Two of your children go to college. We'll say that your daughter is a senior at a state university and your son is a freshman at another state university. You have the option of claiming either the Lifetime Learning Credit or the American Opportunity Credit for each of them as of 2018.
Maybe you spent $15,000 on your daughter's tuition and $5,000 on your son's tuition for the year. If you claim the Lifetime Learning Credit, it's worth 20 percent of the first $10,000 of tuition expenses you pay for one child up to a maximum credit of $2,000.
The American Opportunity Credit is worth up to $2,500 on the first $4,000 of qualifying educational expenses you spend, and this includes course materials as well as tuition.
You can't take both the LLC or the AOC for the same student but you can claim one for one child and the other for your other child. Or you can claim either one twice, once for each student.
Now here's another catch. These are tax credits, which are actually better than tax deductions. Tax credits don't reduce your taxable income. They're applied to and directly reduce your tax bill.
We'll say that you've finished your tax return only to realize that you owe the IRS $2,000 after taking all deductions that are available to you. Any combination of these tax credits for higher education would fully eliminate that tax debt but the American Opportunity Credit would work out better for you because 40% of this credit is refundable. The Lifetime Learning Credit is nonrefundable. This means it can reduce your federal income tax to zero but not below zero.
If you use two American Opportunity Credits at the maximum $2,500 amount each, that's $5,000 in tax credits. You owed $2,000 so now your tax debt is reduced to zero. But 40 percent of the credit is refundable up to $1,000. Refundable credits function just like withholding and other tax payments. Any excess amount above the federal income tax liability is refunded to you by the IRS.
So instead of owing the IRS anything, you'll receive a tax refund of $1,000. Forty percent of that $3,000 that was left over after erasing your tax bill works out to $1,200. That's more than the $1,000 cap so you won't be able to claim the last $200 but you've at least come out of the equation with $1,000 you didn't have before.

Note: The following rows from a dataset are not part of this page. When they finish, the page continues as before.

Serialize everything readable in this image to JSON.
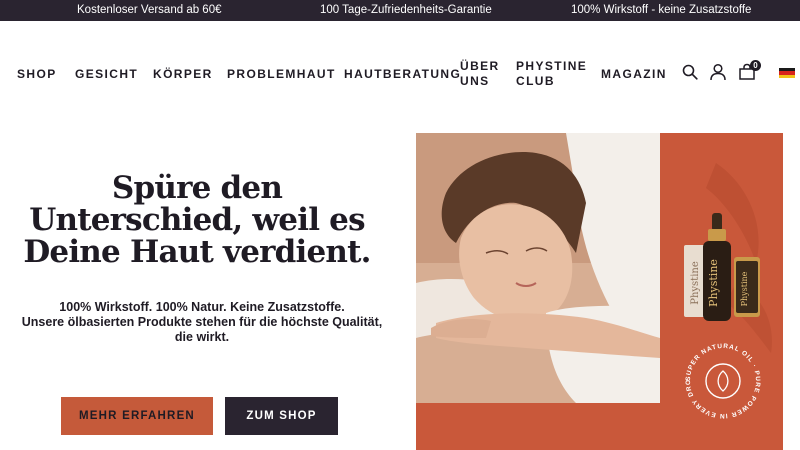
{
  "topbar": {
    "items": [
      "Kostenloser Versand ab 60€",
      "100 Tage-Zufriedenheits-Garantie",
      "100% Wirkstoff - keine Zusatzstoffe"
    ]
  },
  "nav": {
    "items": [
      "SHOP",
      "GESICHT",
      "KÖRPER",
      "PROBLEMHAUT",
      "HAUTBERATUNG",
      "ÜBER UNS",
      "PHYSTINE CLUB",
      "MAGAZIN"
    ],
    "cart_count": "0",
    "icons": [
      "search-icon",
      "user-icon",
      "cart-icon",
      "german-flag-icon"
    ]
  },
  "hero": {
    "headline": "Spüre den Unterschied, weil es Deine Haut verdient.",
    "subline_1": "100% Wirkstoff. 100% Natur. Keine Zusatzstoffe.",
    "subline_2": "Unsere ölbasierten Produkte stehen für die höchste Qualität, die wirkt.",
    "cta_primary": "MEHR ERFAHREN",
    "cta_secondary": "ZUM SHOP",
    "bottle_brand": "Phystine",
    "seal_text": "SUPER NATURAL OIL · PURE POWER IN EVERY DROP ·"
  },
  "colors": {
    "dark": "#2a2430",
    "accent": "#c55a3a",
    "hero_bg": "#c9583a"
  }
}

These tax credits are also subject to income phase-outs. The Lifetime Learning Credit is eliminated for joint married filers with modified adjusted gross incomes of $132,000 as of 2018. The American Opportunity Credit is eliminated for married filing jointly taxpayers with MAGIs over $180,000. For many taxpayers, your MAGI is the same as your AGI.
Consult With a Tax Professional

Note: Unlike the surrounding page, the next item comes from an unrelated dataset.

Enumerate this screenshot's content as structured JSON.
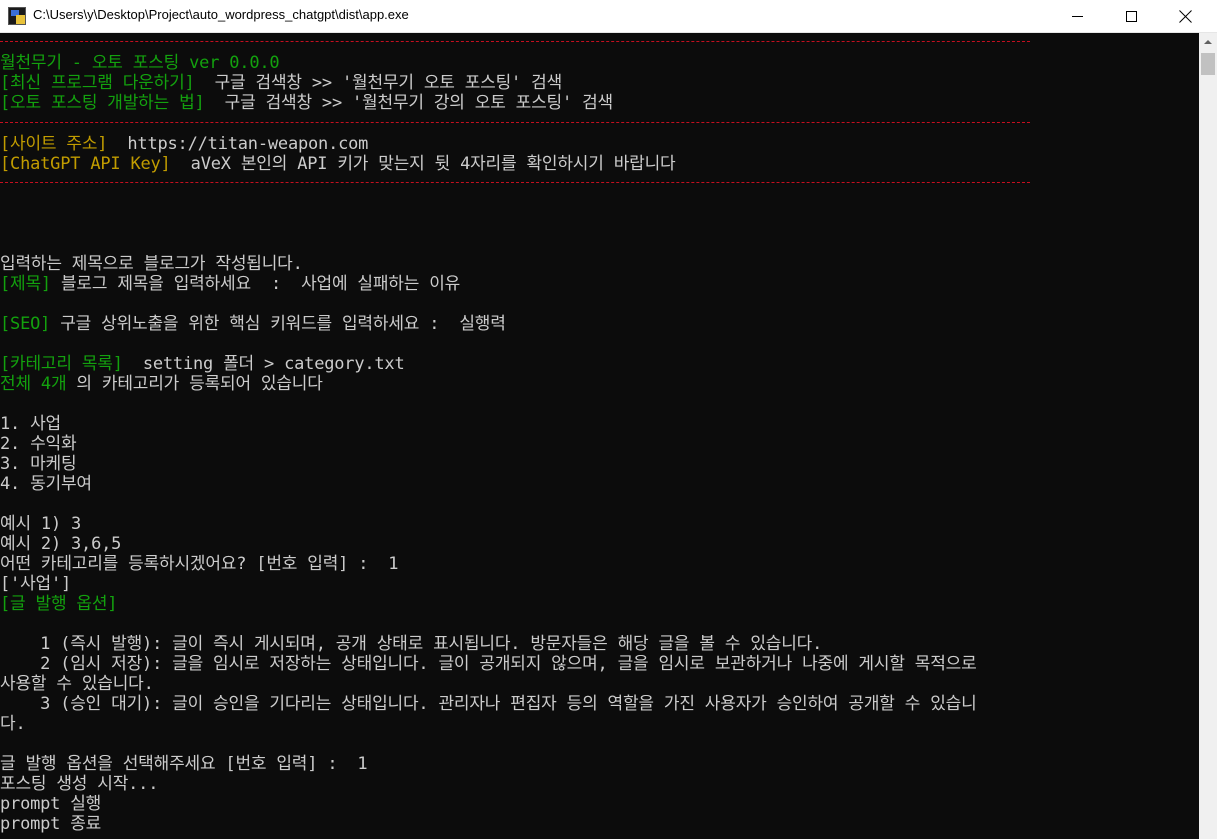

Tax rules and laws can change in the blink of an eye so be sure to consult the IRS website for the most up to date federal income tax rates and information. You might also want to consult with a tax professional to see how these tax breaks work for you given your personal circumstances.